[Start of Attachment]

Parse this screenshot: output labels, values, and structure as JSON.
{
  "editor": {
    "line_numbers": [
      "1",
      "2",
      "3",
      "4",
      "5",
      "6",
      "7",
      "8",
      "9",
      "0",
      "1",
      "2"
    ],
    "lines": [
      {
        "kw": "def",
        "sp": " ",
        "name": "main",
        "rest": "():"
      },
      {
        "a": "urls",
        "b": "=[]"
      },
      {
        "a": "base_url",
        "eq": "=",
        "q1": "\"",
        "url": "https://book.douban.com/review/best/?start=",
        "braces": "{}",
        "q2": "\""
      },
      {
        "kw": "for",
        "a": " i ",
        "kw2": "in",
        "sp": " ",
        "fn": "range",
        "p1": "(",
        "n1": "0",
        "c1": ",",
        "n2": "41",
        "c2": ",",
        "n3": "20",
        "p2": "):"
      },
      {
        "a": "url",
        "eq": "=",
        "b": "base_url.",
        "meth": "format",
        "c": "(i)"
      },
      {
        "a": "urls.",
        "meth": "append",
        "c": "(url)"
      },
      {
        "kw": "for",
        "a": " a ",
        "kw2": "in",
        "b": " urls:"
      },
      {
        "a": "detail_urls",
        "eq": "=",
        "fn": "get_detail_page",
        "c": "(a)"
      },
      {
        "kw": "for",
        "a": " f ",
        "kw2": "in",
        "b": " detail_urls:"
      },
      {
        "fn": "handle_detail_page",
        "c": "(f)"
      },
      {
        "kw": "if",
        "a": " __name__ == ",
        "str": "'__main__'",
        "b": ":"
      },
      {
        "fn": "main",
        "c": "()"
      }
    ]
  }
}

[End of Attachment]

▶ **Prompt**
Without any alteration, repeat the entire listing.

▶ **Exercise output**
Parse this screenshot: output labels, values, and structure as JSON.
{
  "editor": {
    "line_numbers": [
      "1",
      "2",
      "3",
      "4",
      "5",
      "6",
      "7",
      "8",
      "9",
      "0",
      "1",
      "2"
    ],
    "lines": [
      {
        "kw": "def",
        "sp": " ",
        "name": "main",
        "rest": "():"
      },
      {
        "a": "urls",
        "b": "=[]"
      },
      {
        "a": "base_url",
        "eq": "=",
        "q1": "\"",
        "url": "https://book.douban.com/review/best/?start=",
        "braces": "{}",
        "q2": "\""
      },
      {
        "kw": "for",
        "a": " i ",
        "kw2": "in",
        "sp": " ",
        "fn": "range",
        "p1": "(",
        "n1": "0",
        "c1": ",",
        "n2": "41",
        "c2": ",",
        "n3": "20",
        "p2": "):"
      },
      {
        "a": "url",
        "eq": "=",
        "b": "base_url.",
        "meth": "format",
        "c": "(i)"
      },
      {
        "a": "urls.",
        "meth": "append",
        "c": "(url)"
      },
      {
        "kw": "for",
        "a": " a ",
        "kw2": "in",
        "b": " urls:"
      },
      {
        "a": "detail_urls",
        "eq": "=",
        "fn": "get_detail_page",
        "c": "(a)"
      },
      {
        "kw": "for",
        "a": " f ",
        "kw2": "in",
        "b": " detail_urls:"
      },
      {
        "fn": "handle_detail_page",
        "c": "(f)"
      },
      {
        "kw": "if",
        "a": " __name__ == ",
        "str": "'__main__'",
        "b": ":"
      },
      {
        "fn": "main",
        "c": "()"
      }
    ]
  }
}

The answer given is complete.